Exercise reaching new heights in the city

By JeffGraveline

There might not be any mountains in Illinois, but that doesn’t stop many Chicagoans from channeling their inner-Spider Man at the indoor rock walls in the area.

Rock walls such as those at Lakeshore Athletic Clubs-Illinois Center, 211 N. Stetson Ave.; Climb On, 18120 Harwood Ave., Homewood, Ill.; and The Ledge at Fitness Formula Club-Old Town, 1235 N. LaSalle St., offer the outdoor experience in an indoor environment.

Rock climbing and bouldering—traversing the wall sideways at a minimal height without a rope or harness—is hitting busy season as the weather changes and outdoor locations throughout the state become too cold to climb.

“People are coming indoors to stay out of the cold and climbing is one of those sports that you don’t necessarily do outdoors in Chicago,” said Lauren Kessler, climbing wall manager at Lakeshore Athletic Clubs-Illinois Center. “You try to make it out as much as you can to ‘local,’ as we call it, places.”

Learning to climb in the Chicagoland area is the first hurdle to making climbing a main sport and workout option.

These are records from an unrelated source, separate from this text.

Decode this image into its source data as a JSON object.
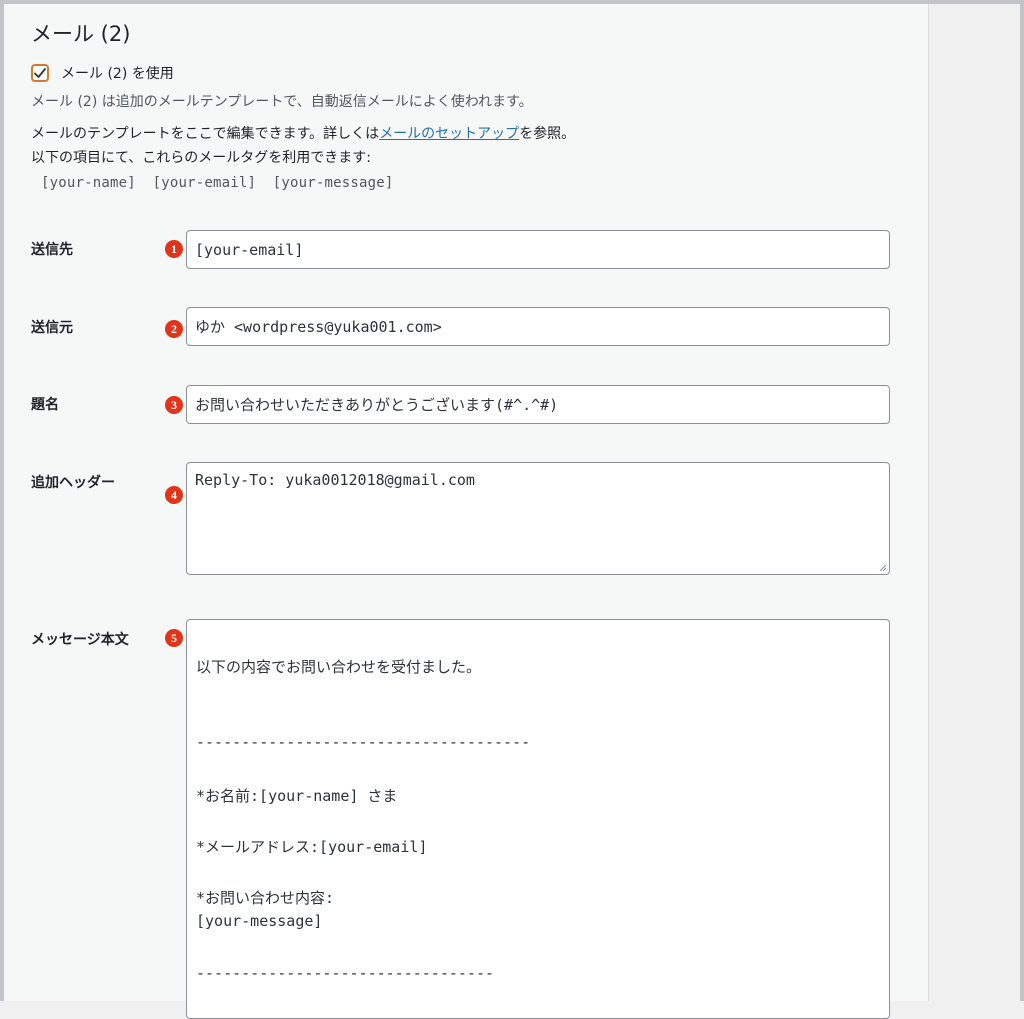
{
  "section": {
    "title": "メール (2)",
    "use_checkbox_label": "メール (2) を使用",
    "description": "メール (2) は追加のメールテンプレートで、自動返信メールによく使われます。",
    "template_note_before": "メールのテンプレートをここで編集できます。詳しくは",
    "template_note_link": "メールのセットアップ",
    "template_note_after": "を参照。",
    "tags_note": "以下の項目にて、これらのメールタグを利用できます:",
    "tags": [
      "[your-name]",
      "[your-email]",
      "[your-message]"
    ]
  },
  "fields": {
    "to": {
      "label": "送信先",
      "badge": "❶",
      "value": "[your-email]"
    },
    "from": {
      "label": "送信元",
      "badge": "❷",
      "value": "ゆか <wordpress@yuka001.com>"
    },
    "subject": {
      "label": "題名",
      "badge": "❸",
      "value": "お問い合わせいただきありがとうございます(#^.^#)"
    },
    "headers": {
      "label": "追加ヘッダー",
      "badge": "❹",
      "value": "Reply-To: yuka0012018@gmail.com"
    },
    "body": {
      "label": "メッセージ本文",
      "badge": "❺",
      "lines": [
        "以下の内容でお問い合わせを受付ました。",
        "-------------------------------------",
        "*お名前:[your-name] さま",
        "*メールアドレス:[your-email]",
        "*お問い合わせ内容:",
        "[your-message]",
        "---------------------------------"
      ]
    }
  },
  "colors": {
    "badge": "#e0341b",
    "checkbox_border": "#d67835",
    "link": "#2271b1"
  }
}
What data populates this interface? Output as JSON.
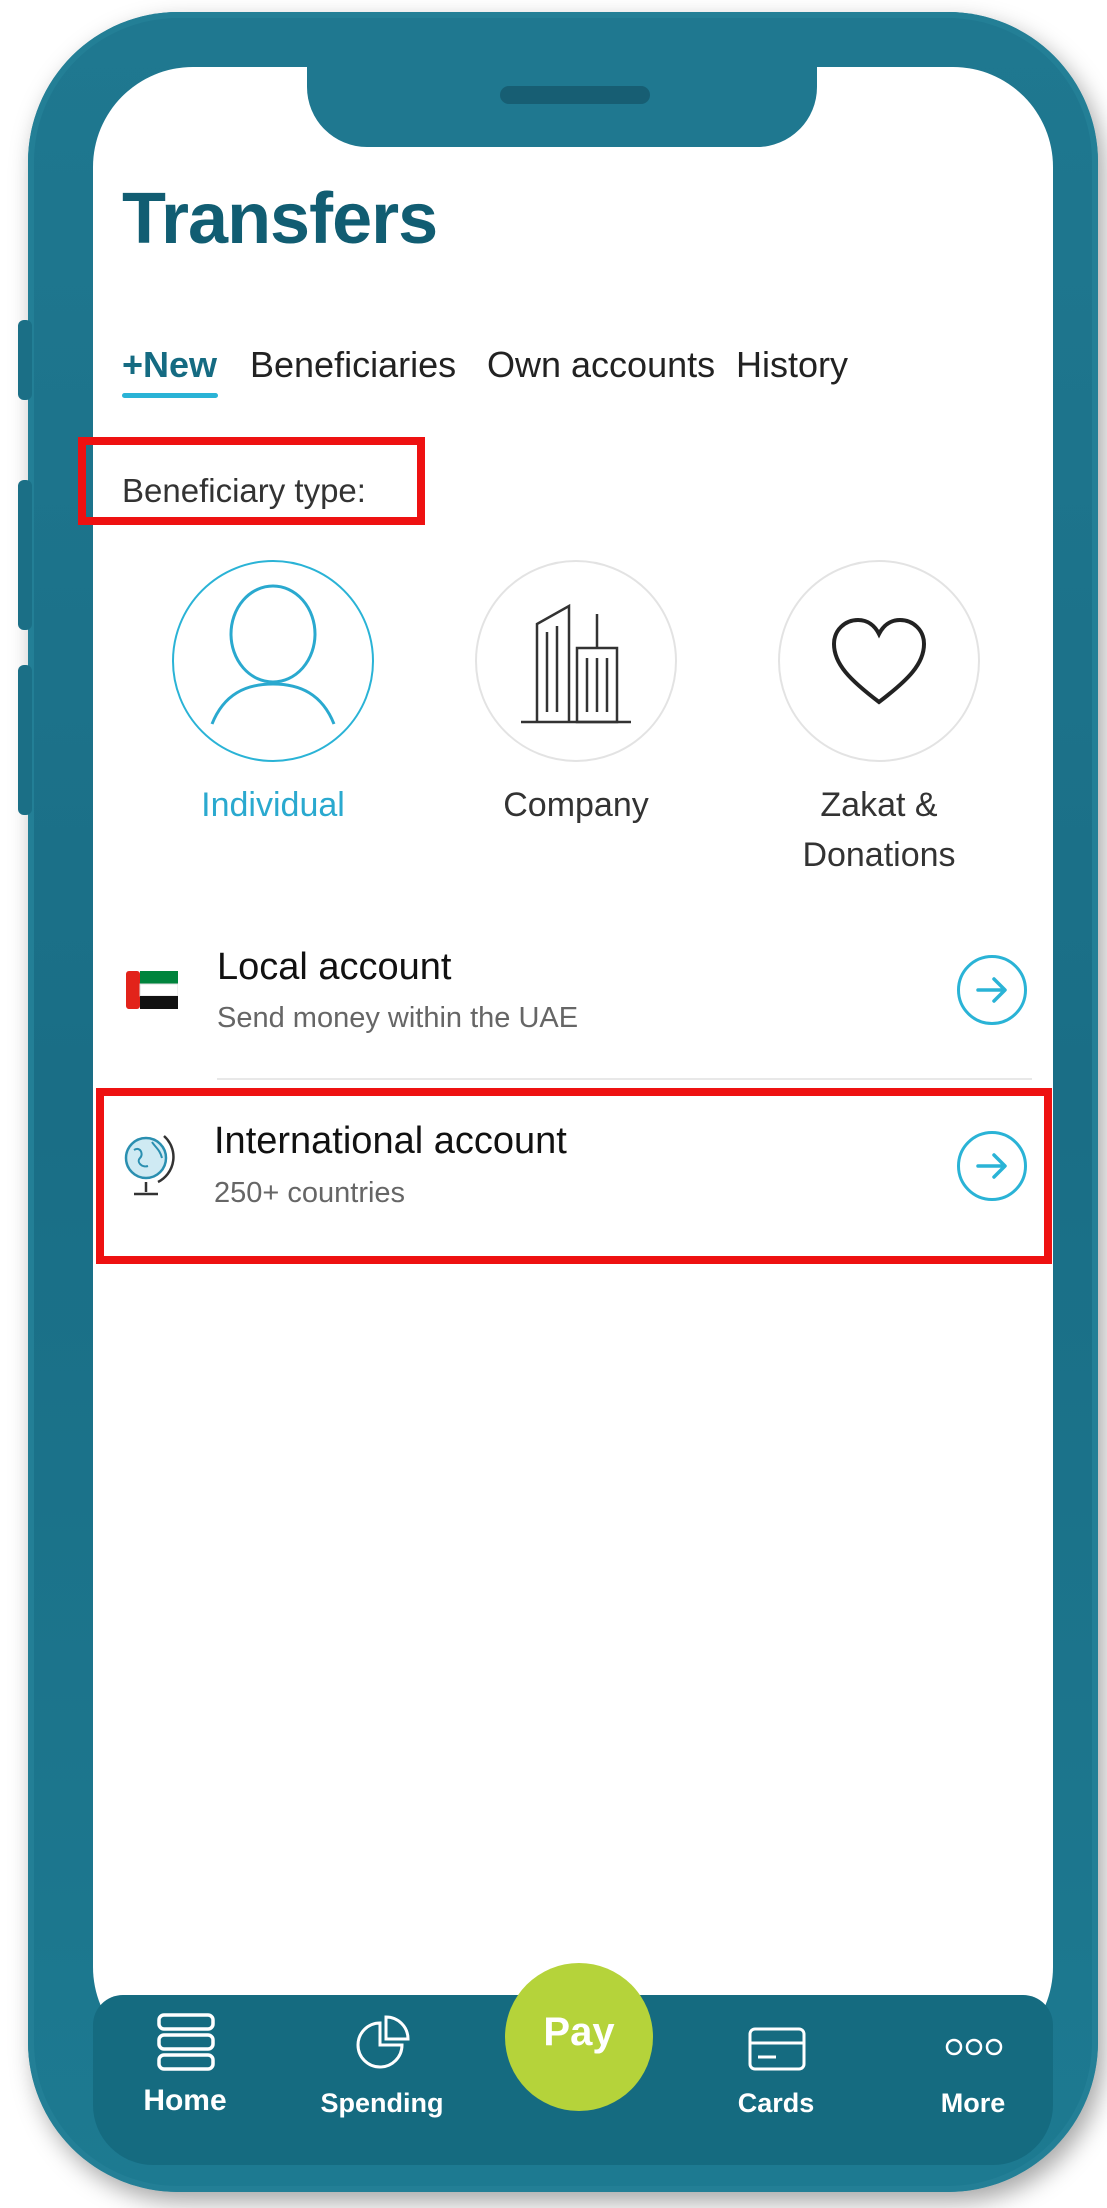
{
  "header": {
    "title": "Transfers"
  },
  "tabs": [
    {
      "label": "+New"
    },
    {
      "label": "Beneficiaries"
    },
    {
      "label": "Own accounts"
    },
    {
      "label": "History"
    }
  ],
  "beneficiary": {
    "label": "Beneficiary type:",
    "types": [
      {
        "label": "Individual",
        "icon": "person-icon"
      },
      {
        "label": "Company",
        "icon": "building-icon"
      },
      {
        "label": "Zakat &",
        "label2": "Donations",
        "icon": "heart-icon"
      }
    ]
  },
  "accounts": [
    {
      "title": "Local account",
      "subtitle": "Send money within the UAE",
      "icon": "uae-flag-icon"
    },
    {
      "title": "International account",
      "subtitle": "250+ countries",
      "icon": "globe-icon"
    }
  ],
  "nav": {
    "home": "Home",
    "spending": "Spending",
    "pay": "Pay",
    "cards": "Cards",
    "more": "More"
  },
  "colors": {
    "accent": "#2ab3d6",
    "primary": "#115d72",
    "pay": "#b5d33a",
    "highlight": "#ee1111"
  }
}
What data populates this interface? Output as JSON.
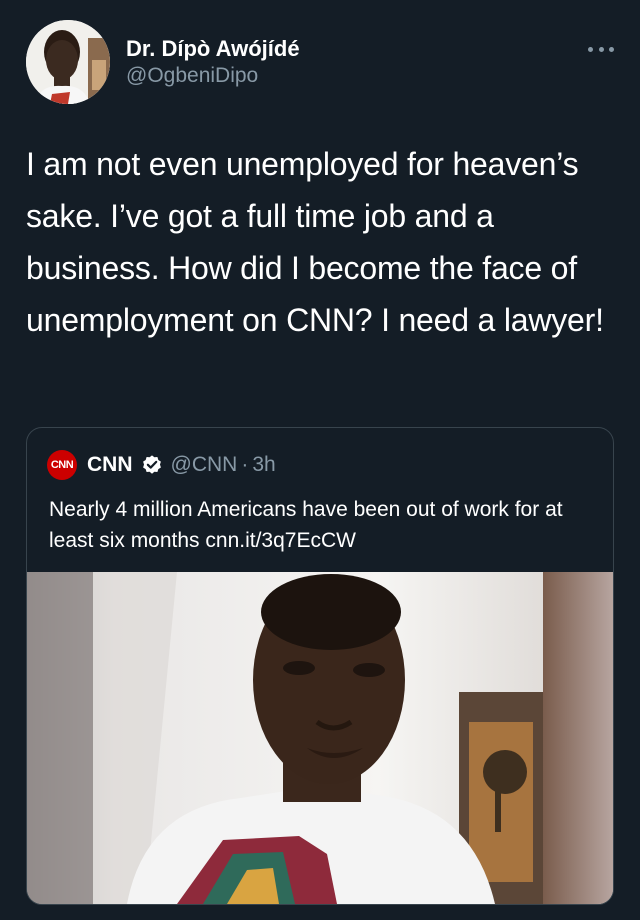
{
  "author": {
    "display_name": "Dr. Dípò Awójídé",
    "handle": "@OgbeniDipo"
  },
  "tweet": {
    "text": "I am not even unemployed for heaven’s sake. I’ve got a full time job and a business. How did I become the face of unemployment on CNN? I need a lawyer!"
  },
  "quoted_tweet": {
    "logo_text": "CNN",
    "name": "CNN",
    "handle": "@CNN",
    "separator": "·",
    "time": "3h",
    "text": "Nearly 4 million Americans have been out of work for at least six months cnn.it/3q7EcCW"
  },
  "icons": {
    "more": "more-horizontal-icon",
    "verified": "verified-badge-icon"
  },
  "colors": {
    "background": "#141d26",
    "secondary_text": "#8899a6",
    "border": "#38444d",
    "cnn_red": "#cc0000"
  }
}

Most climbing walls in the city offer climbing classes that can be taken, for a fee, to learn the basics of climbing and belaying, the skill of holding the rope that is connected to the harness of theperson climbing.

“The classes are not terribly expensive, so it’s an easy choice for people to make,” said Tom Petraitis, climbing wall manager at The Ledge. “When they’re deciding how they want to use their free time to climb … the classes are really effective for them.”

All the climbing walls in the city offer their own unique take on the climbing experience, with some specializing in bouldering while others focus more on the bottom to the top aspect of the climb.

Climb On offers both experiences, but has a clientele that focuses more on the bouldering aspect of the sport.

“A good majority of my memberships are just boulderers,” said Glenn Van Sipma of Climb On. “They do quite a bit of leading and top roping also, but I would say the majority are boulderers.”

While climbing with others is the main way to climb on the wall, bouldering offers climbers the option of climbing by themselves without a harness or rope, Van Sipma said.

Bouldering is a good option for people who are looking to climb and get a good workout in, but don’t have anyone to belay for them, Van Sipma continued.

On the other end of the spectrum, Lakeshore Athletic Club-Illinois Center offers climbers an approximately 100-foot-high wall with six ropes to climb with.

“We don’t have a bouldering wall per say,” Kessler said. “We just have the 100 feet vertical, so there’s plenty of climbing.”

The workout that both climbing and bouldering give the body is a totally different experience than hitting a normal gym, Van Sipma said.

Instead of building bulky body mass, the sport offers a long, lean muscle building workout. Climbing works the cardiovascular systems as well, Van Sipma added.

“Even if you do lift weights, run, ride a bike or anything like that, you’re going to workout things you probably didn’t use in a long time,” Van Sipma said. “It’s probably more like gymnastics, in that it uses everything in the body. You’re using your legs, your arms, your back, your abs, core muscles; it’s a good core workout too.”